ABOUT THIS TASK: Starting with the first line, output the data exactly through to the end.

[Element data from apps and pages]
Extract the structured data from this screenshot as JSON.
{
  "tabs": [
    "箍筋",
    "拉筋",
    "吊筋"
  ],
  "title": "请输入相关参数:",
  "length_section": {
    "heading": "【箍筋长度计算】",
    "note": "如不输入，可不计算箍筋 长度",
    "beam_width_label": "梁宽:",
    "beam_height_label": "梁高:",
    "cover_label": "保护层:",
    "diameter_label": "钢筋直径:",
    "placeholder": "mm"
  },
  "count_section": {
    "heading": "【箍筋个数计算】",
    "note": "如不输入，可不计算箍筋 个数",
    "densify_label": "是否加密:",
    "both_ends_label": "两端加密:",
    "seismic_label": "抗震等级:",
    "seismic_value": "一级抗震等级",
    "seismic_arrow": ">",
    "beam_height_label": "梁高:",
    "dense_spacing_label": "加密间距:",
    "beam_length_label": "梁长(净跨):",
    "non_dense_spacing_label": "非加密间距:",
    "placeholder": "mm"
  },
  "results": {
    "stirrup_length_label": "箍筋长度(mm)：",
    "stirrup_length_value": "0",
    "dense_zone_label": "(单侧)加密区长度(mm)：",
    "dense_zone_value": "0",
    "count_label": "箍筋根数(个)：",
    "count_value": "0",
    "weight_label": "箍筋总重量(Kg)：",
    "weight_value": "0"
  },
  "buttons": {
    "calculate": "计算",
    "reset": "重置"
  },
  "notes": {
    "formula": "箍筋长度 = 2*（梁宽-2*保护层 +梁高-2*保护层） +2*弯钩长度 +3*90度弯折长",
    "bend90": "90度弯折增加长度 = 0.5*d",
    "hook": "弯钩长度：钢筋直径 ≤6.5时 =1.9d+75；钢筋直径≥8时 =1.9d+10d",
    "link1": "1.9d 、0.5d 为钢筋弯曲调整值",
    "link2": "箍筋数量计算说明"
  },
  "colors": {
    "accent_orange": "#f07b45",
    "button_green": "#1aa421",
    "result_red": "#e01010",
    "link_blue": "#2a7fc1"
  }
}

TASK OUTPUT:
Extract the structured data from this screenshot as JSON.
{
  "tabs": [
    "箍筋",
    "拉筋",
    "吊筋"
  ],
  "title": "请输入相关参数:",
  "length_section": {
    "heading": "【箍筋长度计算】",
    "note": "如不输入，可不计算箍筋 长度",
    "beam_width_label": "梁宽:",
    "beam_height_label": "梁高:",
    "cover_label": "保护层:",
    "diameter_label": "钢筋直径:",
    "placeholder": "mm"
  },
  "count_section": {
    "heading": "【箍筋个数计算】",
    "note": "如不输入，可不计算箍筋 个数",
    "densify_label": "是否加密:",
    "both_ends_label": "两端加密:",
    "seismic_label": "抗震等级:",
    "seismic_value": "一级抗震等级",
    "seismic_arrow": ">",
    "beam_height_label": "梁高:",
    "dense_spacing_label": "加密间距:",
    "beam_length_label": "梁长(净跨):",
    "non_dense_spacing_label": "非加密间距:",
    "placeholder": "mm"
  },
  "results": {
    "stirrup_length_label": "箍筋长度(mm)：",
    "stirrup_length_value": "0",
    "dense_zone_label": "(单侧)加密区长度(mm)：",
    "dense_zone_value": "0",
    "count_label": "箍筋根数(个)：",
    "count_value": "0",
    "weight_label": "箍筋总重量(Kg)：",
    "weight_value": "0"
  },
  "buttons": {
    "calculate": "计算",
    "reset": "重置"
  },
  "notes": {
    "formula": "箍筋长度 = 2*（梁宽-2*保护层 +梁高-2*保护层） +2*弯钩长度 +3*90度弯折长",
    "bend90": "90度弯折增加长度 = 0.5*d",
    "hook": "弯钩长度：钢筋直径 ≤6.5时 =1.9d+75；钢筋直径≥8时 =1.9d+10d",
    "link1": "1.9d 、0.5d 为钢筋弯曲调整值",
    "link2": "箍筋数量计算说明"
  },
  "colors": {
    "accent_orange": "#f07b45",
    "button_green": "#1aa421",
    "result_red": "#e01010",
    "link_blue": "#2a7fc1"
  }
}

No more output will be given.